↓

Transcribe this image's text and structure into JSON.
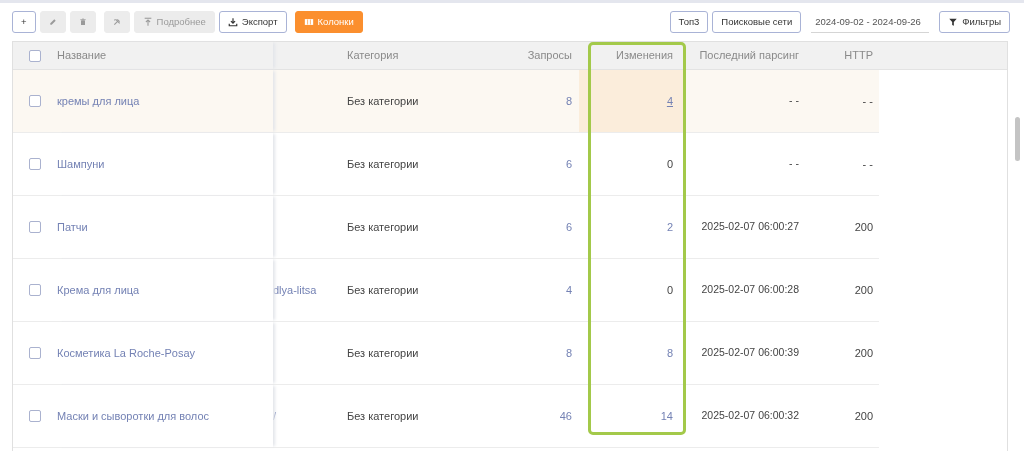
{
  "toolbar": {
    "left": [
      {
        "label": "+",
        "kind": "outline",
        "disabled": false
      },
      {
        "kind": "plain",
        "disabled": true
      },
      {
        "kind": "plain",
        "disabled": true
      },
      {
        "kind": "plain",
        "disabled": true
      },
      {
        "label": "Подробнее",
        "kind": "plain",
        "disabled": true
      },
      {
        "label": "Экспорт",
        "kind": "outline",
        "disabled": false
      },
      {
        "label": "Колонки",
        "kind": "accent",
        "disabled": false
      }
    ],
    "right": [
      {
        "label": "Топ3",
        "kind": "outline"
      },
      {
        "label": "Поисковые сети",
        "kind": "outline"
      },
      {
        "value": "2024-09-02 - 2024-09-26",
        "kind": "date"
      },
      {
        "label": "Фильтры",
        "kind": "outline"
      }
    ]
  },
  "table": {
    "all_checked": false,
    "columns": [
      {
        "label": "Название"
      },
      {
        "label": "Категория"
      },
      {
        "label": "Запросы"
      },
      {
        "label": "Изменения",
        "outlined": true
      },
      {
        "label": "Последний парсинг"
      },
      {
        "label": "HTTP"
      }
    ],
    "rows": [
      {
        "checked": false,
        "highlighted": true,
        "name": "кремы для лица",
        "category": "Без категории",
        "requests": "8",
        "changes": "4",
        "changes_link": true,
        "changes_hovered": true,
        "last_parsing": "- -",
        "http": "- -"
      },
      {
        "checked": false,
        "highlighted": false,
        "name": "Шампуни",
        "category": "Без категории",
        "requests": "6",
        "changes": "0",
        "changes_link": false,
        "changes_hovered": false,
        "last_parsing": "- -",
        "http": "- -"
      },
      {
        "checked": false,
        "highlighted": false,
        "name": "Патчи",
        "category": "Без категории",
        "requests": "6",
        "changes": "2",
        "changes_link": true,
        "changes_hovered": false,
        "last_parsing": "2025-02-07 06:00:27",
        "http": "200"
      },
      {
        "checked": false,
        "highlighted": false,
        "name": "Крема для лица",
        "column_2": "dlya-litsa",
        "category": "Без категории",
        "requests": "4",
        "changes": "0",
        "changes_link": false,
        "changes_hovered": false,
        "last_parsing": "2025-02-07 06:00:28",
        "http": "200"
      },
      {
        "checked": false,
        "highlighted": false,
        "name": "Косметика La Roche-Posay",
        "category": "Без категории",
        "requests": "8",
        "changes": "8",
        "changes_link": true,
        "changes_hovered": false,
        "last_parsing": "2025-02-07 06:00:39",
        "http": "200"
      },
      {
        "checked": false,
        "highlighted": false,
        "name": "Маски и сыворотки для волос",
        "column_2": "/",
        "category": "Без категории",
        "requests": "46",
        "changes": "14",
        "changes_link": true,
        "changes_hovered": false,
        "last_parsing": "2025-02-07 06:00:32",
        "http": "200"
      }
    ]
  }
}
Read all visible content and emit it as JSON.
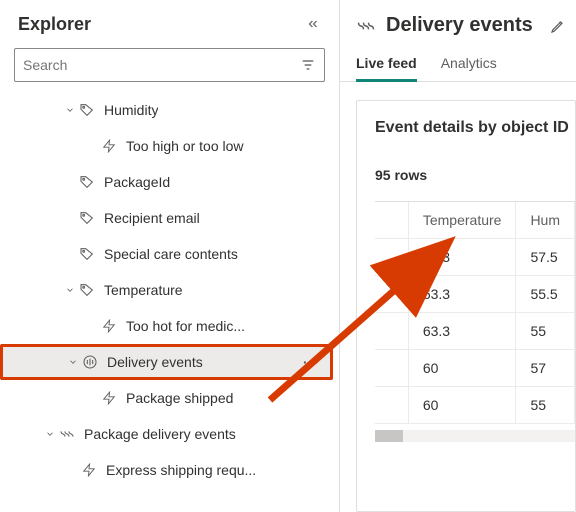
{
  "sidebar": {
    "title": "Explorer",
    "search_placeholder": "Search",
    "nodes": {
      "humidity": "Humidity",
      "humidity_child": "Too high or too low",
      "packageid": "PackageId",
      "recipient": "Recipient email",
      "special": "Special care contents",
      "temperature": "Temperature",
      "temperature_child": "Too hot for medic...",
      "delivery_events": "Delivery events",
      "delivery_events_child": "Package shipped",
      "pkg_delivery_events": "Package delivery events",
      "express": "Express shipping requ..."
    },
    "more": "···"
  },
  "main": {
    "title": "Delivery events",
    "tabs": {
      "live": "Live feed",
      "analytics": "Analytics"
    },
    "card": {
      "title": "Event details by object ID",
      "rows_label": "95 rows",
      "columns": {
        "temp": "Temperature",
        "hum": "Hum"
      }
    }
  },
  "chart_data": {
    "type": "table",
    "columns": [
      "Temperature",
      "Humidity"
    ],
    "rows": [
      [
        63.3,
        57.5
      ],
      [
        63.3,
        55.5
      ],
      [
        63.3,
        55
      ],
      [
        60,
        57
      ],
      [
        60,
        55
      ]
    ],
    "row_count": 95
  }
}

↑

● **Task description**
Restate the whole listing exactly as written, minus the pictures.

● **Response for this exercise**
Transcribe this image's text and structure into JSON.
{
  "toolbar": {
    "left": [
      {
        "label": "+",
        "kind": "outline",
        "disabled": false
      },
      {
        "kind": "plain",
        "disabled": true
      },
      {
        "kind": "plain",
        "disabled": true
      },
      {
        "kind": "plain",
        "disabled": true
      },
      {
        "label": "Подробнее",
        "kind": "plain",
        "disabled": true
      },
      {
        "label": "Экспорт",
        "kind": "outline",
        "disabled": false
      },
      {
        "label": "Колонки",
        "kind": "accent",
        "disabled": false
      }
    ],
    "right": [
      {
        "label": "Топ3",
        "kind": "outline"
      },
      {
        "label": "Поисковые сети",
        "kind": "outline"
      },
      {
        "value": "2024-09-02 - 2024-09-26",
        "kind": "date"
      },
      {
        "label": "Фильтры",
        "kind": "outline"
      }
    ]
  },
  "table": {
    "all_checked": false,
    "columns": [
      {
        "label": "Название"
      },
      {
        "label": "Категория"
      },
      {
        "label": "Запросы"
      },
      {
        "label": "Изменения",
        "outlined": true
      },
      {
        "label": "Последний парсинг"
      },
      {
        "label": "HTTP"
      }
    ],
    "rows": [
      {
        "checked": false,
        "highlighted": true,
        "name": "кремы для лица",
        "category": "Без категории",
        "requests": "8",
        "changes": "4",
        "changes_link": true,
        "changes_hovered": true,
        "last_parsing": "- -",
        "http": "- -"
      },
      {
        "checked": false,
        "highlighted": false,
        "name": "Шампуни",
        "category": "Без категории",
        "requests": "6",
        "changes": "0",
        "changes_link": false,
        "changes_hovered": false,
        "last_parsing": "- -",
        "http": "- -"
      },
      {
        "checked": false,
        "highlighted": false,
        "name": "Патчи",
        "category": "Без категории",
        "requests": "6",
        "changes": "2",
        "changes_link": true,
        "changes_hovered": false,
        "last_parsing": "2025-02-07 06:00:27",
        "http": "200"
      },
      {
        "checked": false,
        "highlighted": false,
        "name": "Крема для лица",
        "column_2": "dlya-litsa",
        "category": "Без категории",
        "requests": "4",
        "changes": "0",
        "changes_link": false,
        "changes_hovered": false,
        "last_parsing": "2025-02-07 06:00:28",
        "http": "200"
      },
      {
        "checked": false,
        "highlighted": false,
        "name": "Косметика La Roche-Posay",
        "category": "Без категории",
        "requests": "8",
        "changes": "8",
        "changes_link": true,
        "changes_hovered": false,
        "last_parsing": "2025-02-07 06:00:39",
        "http": "200"
      },
      {
        "checked": false,
        "highlighted": false,
        "name": "Маски и сыворотки для волос",
        "column_2": "/",
        "category": "Без категории",
        "requests": "46",
        "changes": "14",
        "changes_link": true,
        "changes_hovered": false,
        "last_parsing": "2025-02-07 06:00:32",
        "http": "200"
      }
    ]
  }
}
Read all visible content and emit it as JSON.
{
  "sidebar": {
    "title": "Explorer",
    "search_placeholder": "Search",
    "nodes": {
      "humidity": "Humidity",
      "humidity_child": "Too high or too low",
      "packageid": "PackageId",
      "recipient": "Recipient email",
      "special": "Special care contents",
      "temperature": "Temperature",
      "temperature_child": "Too hot for medic...",
      "delivery_events": "Delivery events",
      "delivery_events_child": "Package shipped",
      "pkg_delivery_events": "Package delivery events",
      "express": "Express shipping requ..."
    },
    "more": "···"
  },
  "main": {
    "title": "Delivery events",
    "tabs": {
      "live": "Live feed",
      "analytics": "Analytics"
    },
    "card": {
      "title": "Event details by object ID",
      "rows_label": "95 rows",
      "columns": {
        "temp": "Temperature",
        "hum": "Hum"
      }
    }
  },
  "chart_data": {
    "type": "table",
    "columns": [
      "Temperature",
      "Humidity"
    ],
    "rows": [
      [
        63.3,
        57.5
      ],
      [
        63.3,
        55.5
      ],
      [
        63.3,
        55
      ],
      [
        60,
        57
      ],
      [
        60,
        55
      ]
    ],
    "row_count": 95
  }
}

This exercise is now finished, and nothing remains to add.